In response to my post about the multitude of challenges posed by rapid population growth in developing countries, Jason Scorse replies, “there is plenty of food to feed everyone in the world already, but many go hungry. There is probably five times the amount of food to feed everyone in the U.S., but we have hungry people here.”
That’s like saying, “Severe poverty is not a problem. There is plenty of money in the world. We just need to redistribute it.”
For better or worse, we don’t live in a Marxian world where it’s “each according to their need.” Those living on $1 or $2 in the shantytowns of Manila or Mumbai are forced to skip meals when the prices of corn, flour, and rice shoot up to unaffordable levels as they did during the food crisis of 2007-2008. When grain reserves shrunk to near record lows in 2008 and food riots broke out in more than two dozen countries, diners in America and elsewhere didn’t save the scraps and ship them off to the impoverished corners of the world. And they won’t do it when the next food crisis arises.

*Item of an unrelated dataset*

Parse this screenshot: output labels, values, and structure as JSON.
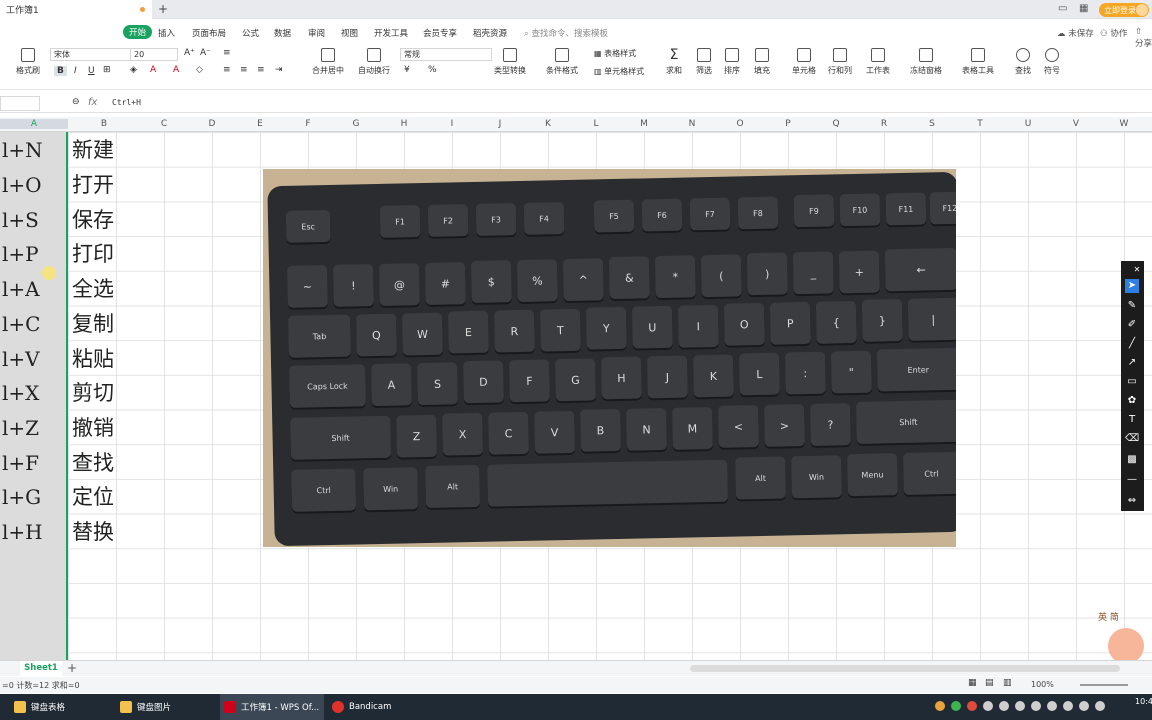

Right now there is a serious drought in the African Sahel. The World Food Program is desperately trying to raise $100 million to feed 4.5 million people in Niger and elsewhere in the region. Josette Sheeran, the executive director of the World Food Program, warns that, as a consequence of widespread hunger, Niger is in danger of “losing a generation” of young people due to stunting and malnutrition. Should we be shipping in external aid to ease the existing food crisis in the Sahel? Of course we should. But that doesn’t mean that the world will be able to feed Niger in 40 years; its population is on track to jump from an estimated 15.3 million in 2009 to 58 million by 2050.
It’s even more ludicrous to suggest, as Scorse does, that the availability of drinking water, “while affected by population, is not determined by it.” Yes, there’s plenty of water in the world. Unfortunately, 97 percent of is seawater. As for the world’s freshwater, it is in increasingly short supply. About 75 percent of the freshwater we use is “wasted” on agriculture. Another 10 to 15 percent is “wasted” on industry. And while we can and must increase the efficiency with which we use water for those purposes, there’s no guarantee that we will do so in time to avert the growing water crisis. In the meantime, the populations of some of the most water-stricken countries in the world, like Yemen, are on track to double or more within the next 30 to 40 years.
I said it in my previous response to Fred Pearce and I do so again here: In addressing issues related to impending shortages of energy, food, and water, we have to reduce both consumption and projected population growth. Reducing population growth, however, is a lot easier. If the U.S. and other donor nations spent an additional $3 billion to $4 billion a year on voluntary family-planning services and information, it would go a long way toward reducing fertility rates and lessoning the chances that food and water shortages will create a global humanitarian crisis.
With respect to climate change, the oceans, and the global commons, the challenge is to prevent unwanted and unintended pregnancies in the U.S. and other developed nations, where the consumption rates are so much higher and the ecological footprints so much larger. But that, too, could be accomplished with a comparatively small investment.
I fervently share Scorse’s hope that people in the U.S. and other developed nations will trim their exorbitant lifestyles, eliminate wasteful consumption, slash their carbon emissions, and shrink their ecological footprints. I just don’t see it happening any time soon. Not soon enough to ward off more humanitarian disasters in the developing world.
In the meantime, can’t we please give all women in the world the information and family-planning services they need to prevent unwanted and unintended pregnancies? Is that too much to ask? Or do we have to endlessly repeat the “population vs. consumption” debate?